Are the bulls correct and the economy (what they really care of are the profits of listed corporations) is on the way to bottom soon and recover going into later this year? Or what we see is a classic front page indicator marking the foolish euphoria right before the real meltdown starts?
2. The economy as a dynamic equilibrium
First of all, what are we talking about? What is a downturn or a recovery? If we think about the economy is like a big barge that almost always exists in a state of some kind of dynamic equilibrium. Dynamic equilibrium means that there is a multitude of forces that are constantly pulling and pushing this barge in different directions and those forces sums up into one force that is making this barge to slowly drift in one direction. Most of the time this barge is slowly drifting in one direction with GDP growing close to 2.5% trend growth. Sometimes it slows below 0% or above 5% – way out of the trend.
What it this trend move at all? The civilization exists by consuming natural resources and converting them into goods. The western market economy proves itself to be the most efficient in processing the natural resources, which makes the developing world to ship their natural resources to us rather then trying to process them themselves. The whole process of working out natural resources and consuming the final goods is quite profitable and the western world is booking the profits according to this advantage.

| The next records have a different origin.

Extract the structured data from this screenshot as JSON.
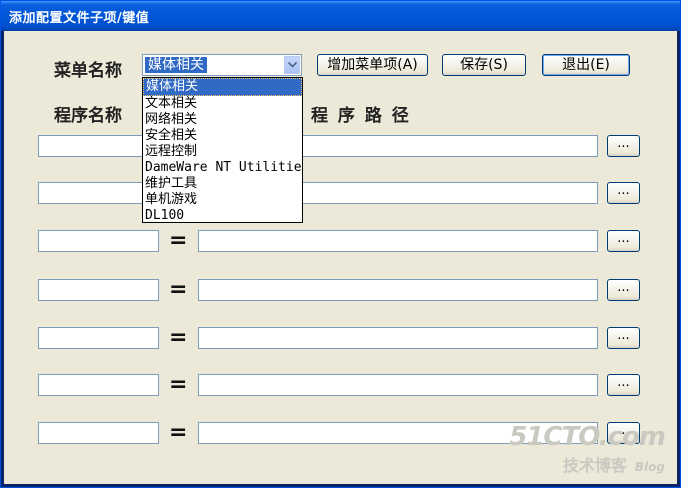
{
  "window": {
    "title": "添加配置文件子项/键值"
  },
  "menu": {
    "label": "菜单名称",
    "combo_value": "媒体相关",
    "add_button": "增加菜单项(A)",
    "save_button": "保存(S)",
    "exit_button": "退出(E)"
  },
  "headers": {
    "program_name": "程序名称",
    "program_path": "程 序 路 径"
  },
  "rows": [
    {
      "name": "",
      "path": "",
      "equals": "=",
      "browse": "..."
    },
    {
      "name": "",
      "path": "",
      "equals": "=",
      "browse": "..."
    },
    {
      "name": "",
      "path": "",
      "equals": "=",
      "browse": "..."
    },
    {
      "name": "",
      "path": "",
      "equals": "=",
      "browse": "..."
    },
    {
      "name": "",
      "path": "",
      "equals": "=",
      "browse": "..."
    },
    {
      "name": "",
      "path": "",
      "equals": "=",
      "browse": "..."
    },
    {
      "name": "",
      "path": "",
      "equals": "=",
      "browse": "..."
    }
  ],
  "dropdown": {
    "options": [
      "媒体相关",
      "文本相关",
      "网络相关",
      "安全相关",
      "远程控制",
      "DameWare NT Utilities",
      "维护工具",
      "单机游戏",
      "DL100"
    ],
    "selected_index": 0
  },
  "watermark": {
    "line1": "51CTO.com",
    "line2": "技术博客",
    "line3": "Blog"
  }
}
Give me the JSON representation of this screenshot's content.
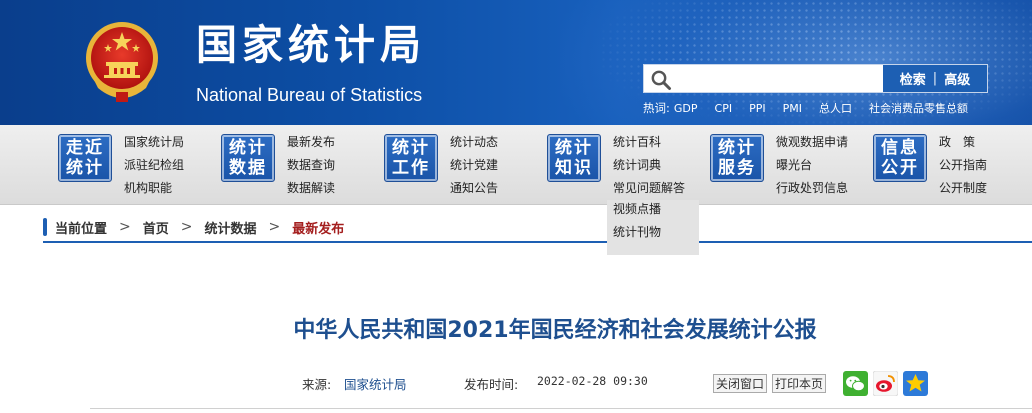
{
  "header": {
    "title_cn": "国家统计局",
    "title_en": "National Bureau of Statistics"
  },
  "search": {
    "placeholder": "",
    "search_label": "检索",
    "separator": "|",
    "advanced_label": "高级"
  },
  "hot": {
    "label": "热词:",
    "items": [
      "GDP",
      "CPI",
      "PPI",
      "PMI",
      "总人口",
      "社会消费品零售总额"
    ]
  },
  "nav": [
    {
      "badge": [
        "走近",
        "统计"
      ],
      "links": [
        "国家统计局",
        "派驻纪检组",
        "机构职能"
      ]
    },
    {
      "badge": [
        "统计",
        "数据"
      ],
      "links": [
        "最新发布",
        "数据查询",
        "数据解读"
      ]
    },
    {
      "badge": [
        "统计",
        "工作"
      ],
      "links": [
        "统计动态",
        "统计党建",
        "通知公告"
      ]
    },
    {
      "badge": [
        "统计",
        "知识"
      ],
      "links": [
        "统计百科",
        "统计词典",
        "常见问题解答"
      ],
      "dropdown": [
        "视频点播",
        "统计刊物"
      ]
    },
    {
      "badge": [
        "统计",
        "服务"
      ],
      "links": [
        "微观数据申请",
        "曝光台",
        "行政处罚信息"
      ]
    },
    {
      "badge": [
        "信息",
        "公开"
      ],
      "links": [
        "政　策",
        "公开指南",
        "公开制度"
      ]
    }
  ],
  "breadcrumb": {
    "label": "当前位置",
    "home": "首页",
    "section": "统计数据",
    "current": "最新发布"
  },
  "article": {
    "title": "中华人民共和国2021年国民经济和社会发展统计公报",
    "source_label": "来源:",
    "source": "国家统计局",
    "date_label": "发布时间:",
    "date": "2022-02-28  09:30",
    "close_label": "关闭窗口",
    "print_label": "打印本页"
  },
  "colors": {
    "header_blue": "#0d4fa6",
    "nav_badge": "#1a54a8",
    "title_blue": "#1e4f8f",
    "breadcrumb_current": "#a41e1e"
  }
}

Sometimes the inefficiencies develop. They can be different. Sometimes the natural resources are overconsumed and that moves the profit from the processing to extraction, i.e from the West to the developing world. That makes the West profits to fall and the chain of overproduction unfolds backwards until it hits the initial resource extractors. Sometimes one of the West countries tries to book future profits and that makes it fat and lazy and then the creditors come and bankruptcies follow.
To sum it I can say that when GDP grows too fast it it inefficient, when it grows too slow it is unprofitable. The economy is bouncing between the efficiency and profits but makes it very slow, in 4 and 8 years cycles. This process is slow and the economy spends significant amount of time at the both ends of each swing. When a trend develops it takes a lot of time before it can be reversed.
So the purpose of this exercise is to find out if the forces that are pulling the economy out of this recession are on the rise while the negative forces that are pushing are deeper are contained.
3. The bull argument
Let me try to collect the essential bull arguments.
- The interest rates are extremely accommodative. Compare current rates with 8% rates at the beginning of the 1991 recession
- The Feds are extremely cooperative with all other measures. For example, they are lending to non-regulated institutions, which never happened since 1930s
- The stimulus package will help the consumer to overcome all the temporary problems ad restore confidence and consumption
- The subprime incident is almost over
The following posts will address those questions